A beautiful woman would be as foolish to think herself ugly, as an intelligent man to think himself a fool.
In short, the materialist, convinced, in spite of the protests of his vanity, that is he but a machine or an animal, will not maltreat his kind, for he will know too well the nature of those actions, whose humanity is always in proportion to the degree of analogy proved above [between human beings and animals]; and following the natural law given to all animals, he will not wish to do to others what he would not wish them to do to him.
That egg, sometimes encountered in the fallopian tubes, is borne by these channels to the womb, where it takes root, like a grain of wheat in the earth. Related articles Paradox of hedonism Hedonic treadmill.
It was under Boerhaave that La Mettrie was influenced to try to bring changes to medical education in France. Everything may be reduced to sounds or words that pass from the mouth of one through the ears of another into his brain. But in order not to languish in poorly understood wealth and fecundity, we must limit ourselves to a small number of questions and reflections. An exaggerated modesty a rare fault, to be sure is a kind of ingratitude towards nature.
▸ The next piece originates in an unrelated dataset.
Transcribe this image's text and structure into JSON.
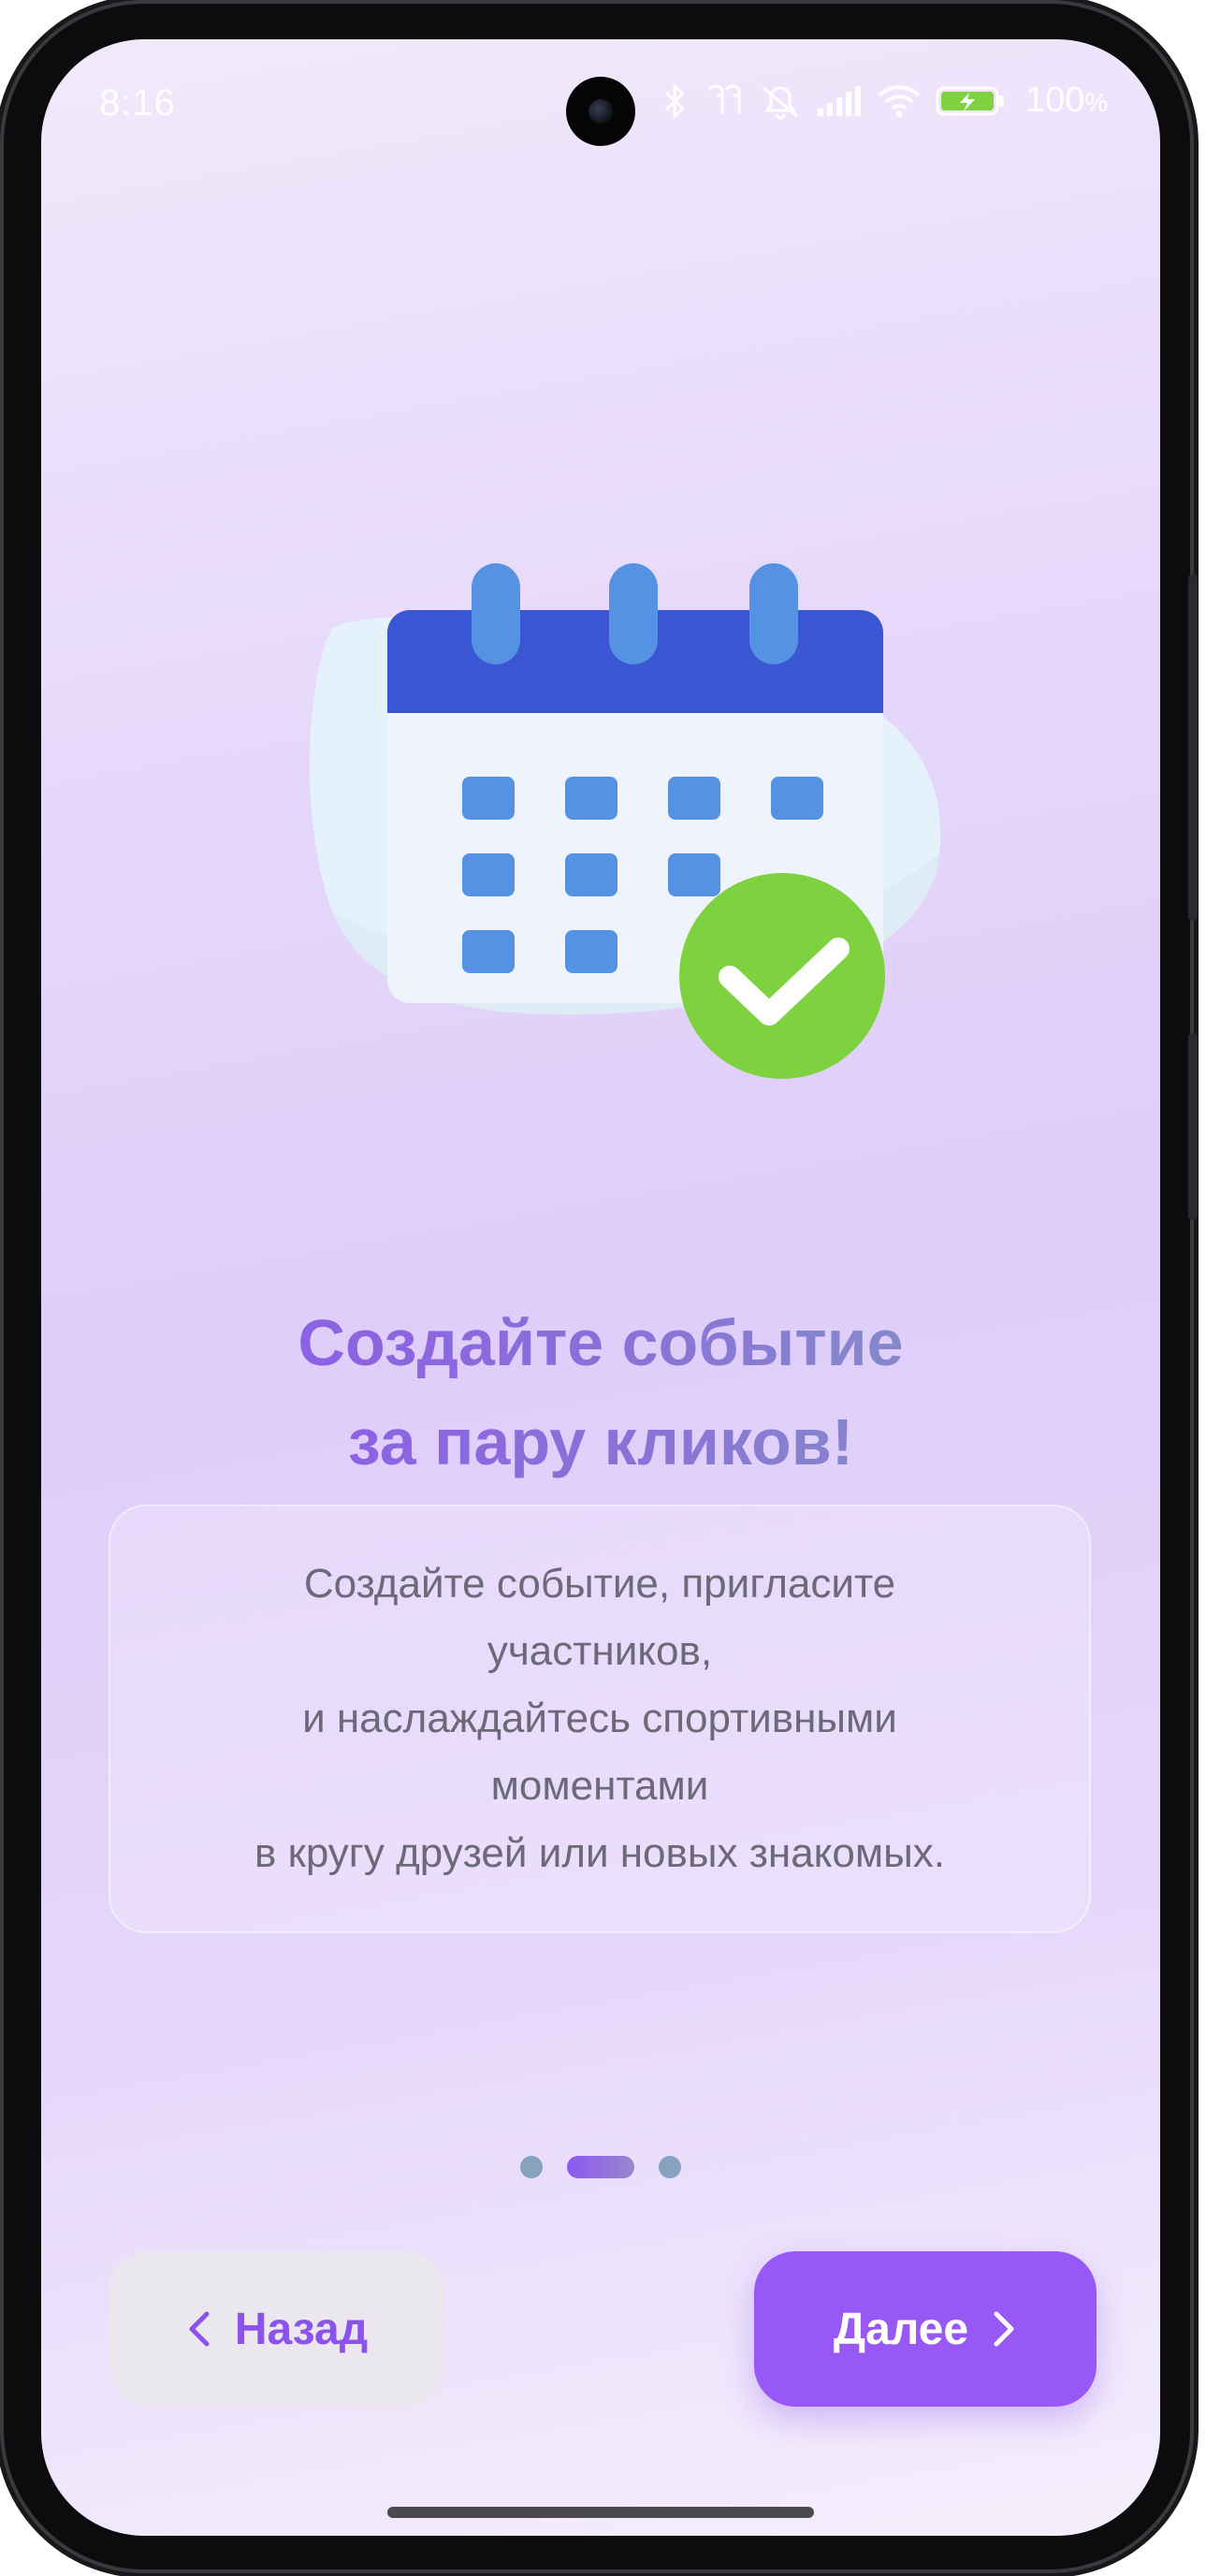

The weight of the universe therefore far from crushing a real atheist does not even shake him. The invalid was obliged to have recourse to the science of his colleagues, but he failed to find the succor that his own skill had so often afforded as well to himself as to the public”. This is about all macuine know about generation.
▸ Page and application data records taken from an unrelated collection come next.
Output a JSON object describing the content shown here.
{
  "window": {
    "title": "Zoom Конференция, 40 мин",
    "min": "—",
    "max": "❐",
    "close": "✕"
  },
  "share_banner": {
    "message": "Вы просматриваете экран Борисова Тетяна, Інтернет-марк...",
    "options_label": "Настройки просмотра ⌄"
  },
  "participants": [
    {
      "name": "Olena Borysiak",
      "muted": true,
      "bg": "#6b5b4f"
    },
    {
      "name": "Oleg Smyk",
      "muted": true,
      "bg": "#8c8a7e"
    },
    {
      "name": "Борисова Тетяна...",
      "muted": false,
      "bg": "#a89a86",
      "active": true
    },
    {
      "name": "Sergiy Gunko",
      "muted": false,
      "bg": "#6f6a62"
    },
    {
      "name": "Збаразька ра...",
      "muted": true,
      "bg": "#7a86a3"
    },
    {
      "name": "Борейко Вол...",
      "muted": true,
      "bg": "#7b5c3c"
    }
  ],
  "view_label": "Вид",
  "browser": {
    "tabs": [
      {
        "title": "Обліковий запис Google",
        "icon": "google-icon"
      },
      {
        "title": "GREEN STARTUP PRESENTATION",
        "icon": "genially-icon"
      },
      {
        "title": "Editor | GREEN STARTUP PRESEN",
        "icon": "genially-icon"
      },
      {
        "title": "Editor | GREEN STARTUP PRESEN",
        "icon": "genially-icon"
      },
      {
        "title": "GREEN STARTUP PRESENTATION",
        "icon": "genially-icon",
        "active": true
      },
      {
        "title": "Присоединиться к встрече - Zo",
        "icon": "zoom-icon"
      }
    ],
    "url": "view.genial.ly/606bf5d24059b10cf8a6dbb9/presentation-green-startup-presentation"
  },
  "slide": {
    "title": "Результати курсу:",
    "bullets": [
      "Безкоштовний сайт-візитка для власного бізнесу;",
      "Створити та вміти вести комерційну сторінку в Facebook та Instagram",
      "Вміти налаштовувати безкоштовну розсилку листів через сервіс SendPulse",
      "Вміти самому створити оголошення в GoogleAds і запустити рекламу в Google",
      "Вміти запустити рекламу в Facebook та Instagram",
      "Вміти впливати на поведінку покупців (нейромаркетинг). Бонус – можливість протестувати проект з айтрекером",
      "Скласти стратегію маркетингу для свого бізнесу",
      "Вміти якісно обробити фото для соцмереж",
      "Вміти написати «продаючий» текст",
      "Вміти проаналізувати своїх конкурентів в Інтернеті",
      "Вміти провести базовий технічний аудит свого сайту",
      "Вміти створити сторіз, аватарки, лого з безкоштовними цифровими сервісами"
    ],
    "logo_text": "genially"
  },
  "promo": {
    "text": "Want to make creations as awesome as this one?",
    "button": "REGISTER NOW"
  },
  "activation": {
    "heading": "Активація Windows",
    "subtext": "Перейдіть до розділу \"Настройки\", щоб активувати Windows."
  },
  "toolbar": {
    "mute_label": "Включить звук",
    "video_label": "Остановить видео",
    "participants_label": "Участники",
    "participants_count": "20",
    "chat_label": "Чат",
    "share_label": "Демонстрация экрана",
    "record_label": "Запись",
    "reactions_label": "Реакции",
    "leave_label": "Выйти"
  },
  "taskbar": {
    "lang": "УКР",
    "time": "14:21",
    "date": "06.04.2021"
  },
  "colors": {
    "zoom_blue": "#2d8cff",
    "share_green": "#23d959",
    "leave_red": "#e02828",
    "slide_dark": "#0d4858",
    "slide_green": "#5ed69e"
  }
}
Man has been trained in the same way as animals. Reduced mettriw the bare intuitive knowledge of the Leibnizians he saw only shapes and colors, without being able to distinguish between them: We think we are, and in fact we are, good men, only as we are gay or brave; everything depends on the way mafhine machine is running.
In the society of the unintelligent, the mind grows rusty for lack of exercise, as at tennis a ball that is served badly is badly returned. The soul feels itself little by little growing heavy as the eyelids droop, and loses its tenseness, as the fibres of the brain relax; thus little by little it becomes as if paralyzed and with it all the muscles of the body.
Those are the ways, so far meftrie I can understand them, in which men have filled the brain with the ideas, for the reception of which nature made it.